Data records

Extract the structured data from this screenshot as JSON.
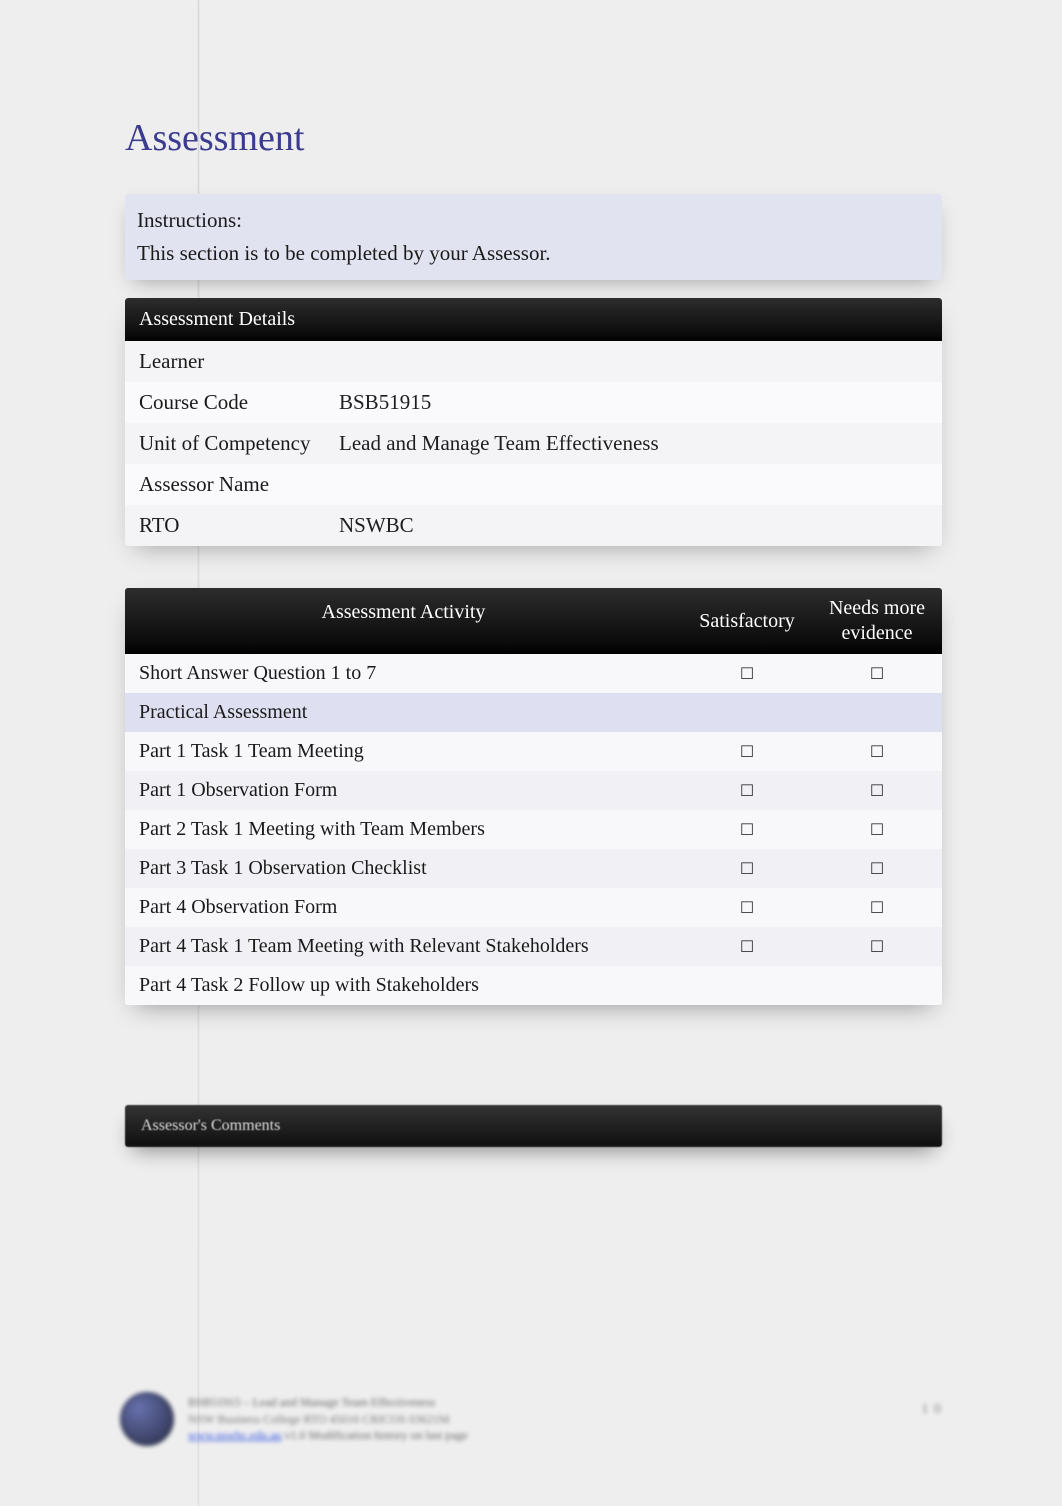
{
  "heading": "Assessment",
  "instructions": {
    "label": "Instructions:",
    "text": "This section is to be completed by your Assessor."
  },
  "details_header": "Assessment Details",
  "details": {
    "learner_label": "Learner",
    "learner_value": "",
    "course_code_label": "Course Code",
    "course_code_value": "BSB51915",
    "unit_label": "Unit of Competency",
    "unit_value": "Lead and Manage Team Effectiveness",
    "assessor_label": "Assessor Name",
    "assessor_value": "",
    "rto_label": "RTO",
    "rto_value": "NSWBC"
  },
  "activity_header": {
    "col1": "Assessment Activity",
    "col2": "Satisfactory",
    "col3": "Needs more evidence"
  },
  "checkbox_glyph": "☐",
  "activities": [
    {
      "label": "Short Answer Question 1 to 7",
      "type": "item"
    },
    {
      "label": "Practical Assessment",
      "type": "subhead"
    },
    {
      "label": "Part 1 Task 1 Team Meeting",
      "type": "item"
    },
    {
      "label": "Part 1 Observation Form",
      "type": "item"
    },
    {
      "label": "Part 2 Task 1 Meeting with Team Members",
      "type": "item"
    },
    {
      "label": "Part 3 Task 1 Observation Checklist",
      "type": "item"
    },
    {
      "label": "Part 4 Observation Form",
      "type": "item"
    },
    {
      "label": "Part 4 Task 1 Team Meeting with Relevant Stakeholders",
      "type": "item"
    },
    {
      "label": "Part 4 Task 2 Follow up with Stakeholders",
      "type": "item_nobox"
    }
  ],
  "comments_header": "Assessor's Comments",
  "footer": {
    "line1": "BSB51915 – Lead and Manage Team Effectiveness",
    "line2": "NSW Business College  RTO 45016  CRICOS 03621M",
    "link": "www.nswbc.edu.au",
    "rest": "  v1.0   Modification history on last page",
    "page": "1 0"
  }
}
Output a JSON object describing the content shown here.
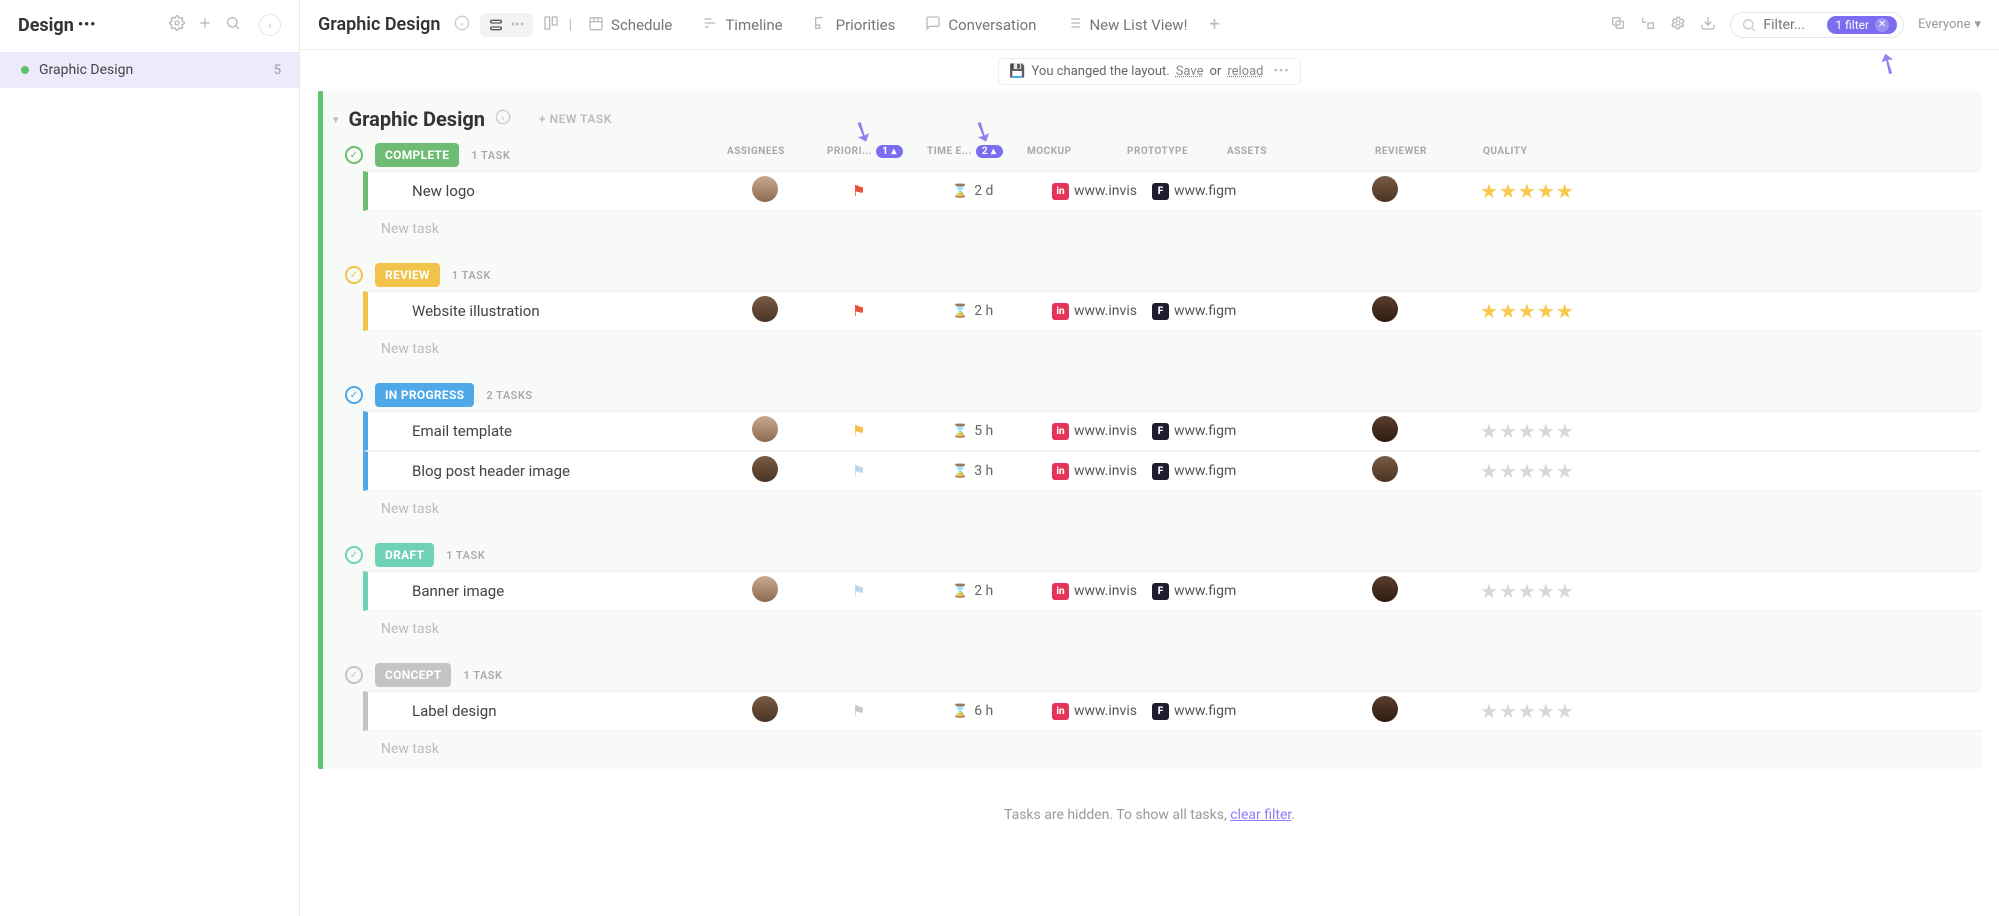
{
  "sidebar": {
    "title": "Design",
    "dots": "•••",
    "items": [
      {
        "label": "Graphic Design",
        "count": "5"
      }
    ]
  },
  "topbar": {
    "breadcrumb": "Graphic Design",
    "tabs": [
      {
        "label": "Schedule"
      },
      {
        "label": "Timeline"
      },
      {
        "label": "Priorities"
      },
      {
        "label": "Conversation"
      },
      {
        "label": "New List View!"
      }
    ],
    "filter": {
      "placeholder": "Filter...",
      "pill": "1 filter"
    },
    "everyone": "Everyone"
  },
  "notice": {
    "text": "You changed the layout.",
    "save": "Save",
    "or": "or",
    "reload": "reload"
  },
  "section": {
    "title": "Graphic Design",
    "new_task": "+ NEW TASK"
  },
  "columns": {
    "assignees": "ASSIGNEES",
    "priority": "PRIORI...",
    "priority_badge": "1",
    "time": "TIME E...",
    "time_badge": "2",
    "mockup": "MOCKUP",
    "prototype": "PROTOTYPE",
    "assets": "ASSETS",
    "reviewer": "REVIEWER",
    "quality": "QUALITY"
  },
  "groups": [
    {
      "status": "COMPLETE",
      "color": "#6fbd74",
      "count": "1 TASK",
      "tasks": [
        {
          "title": "New logo",
          "flag": "#e84d3d",
          "time": "2 d",
          "mockup": "www.invis",
          "proto": "www.figm",
          "stars": 5,
          "filled": true,
          "av": "av1",
          "rv": "av2"
        }
      ]
    },
    {
      "status": "REVIEW",
      "color": "#f2c34b",
      "count": "1 TASK",
      "tasks": [
        {
          "title": "Website illustration",
          "flag": "#e84d3d",
          "time": "2 h",
          "mockup": "www.invis",
          "proto": "www.figm",
          "stars": 5,
          "filled": true,
          "av": "av2",
          "rv": "av3"
        }
      ]
    },
    {
      "status": "IN PROGRESS",
      "color": "#4fa8e8",
      "count": "2 TASKS",
      "tasks": [
        {
          "title": "Email template",
          "flag": "#f3c14b",
          "time": "5 h",
          "mockup": "www.invis",
          "proto": "www.figm",
          "stars": 5,
          "filled": false,
          "av": "av1",
          "rv": "av3"
        },
        {
          "title": "Blog post header image",
          "flag": "#b9d8f0",
          "time": "3 h",
          "mockup": "www.invis",
          "proto": "www.figm",
          "stars": 5,
          "filled": false,
          "av": "av2",
          "rv": "av2"
        }
      ]
    },
    {
      "status": "DRAFT",
      "color": "#6fd1b5",
      "count": "1 TASK",
      "tasks": [
        {
          "title": "Banner image",
          "flag": "#b9d8f0",
          "time": "2 h",
          "mockup": "www.invis",
          "proto": "www.figm",
          "stars": 5,
          "filled": false,
          "av": "av1",
          "rv": "av3"
        }
      ]
    },
    {
      "status": "CONCEPT",
      "color": "#c4c4c4",
      "count": "1 TASK",
      "tasks": [
        {
          "title": "Label design",
          "flag": "#c9c9c9",
          "time": "6 h",
          "mockup": "www.invis",
          "proto": "www.figm",
          "stars": 5,
          "filled": false,
          "av": "av2",
          "rv": "av3"
        }
      ]
    }
  ],
  "new_task_label": "New task",
  "hidden_msg": {
    "pre": "Tasks are hidden. To show all tasks, ",
    "link": "clear filter",
    "post": "."
  },
  "apps": {
    "invis_bg": "#e6335a",
    "invis_txt": "in",
    "figma_bg": "#1e1e2e",
    "figma_txt": "F"
  }
}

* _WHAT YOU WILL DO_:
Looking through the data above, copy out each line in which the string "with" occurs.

* _OUTPUT OF THE EXERCISE_:
      "label": "Part 2 Task 1 Meeting with Team Members",
      "label": "Part 4 Task 1 Team Meeting with Relevant Stakeholders",
      "label": "Part 4 Task 2 Follow up with Stakeholders",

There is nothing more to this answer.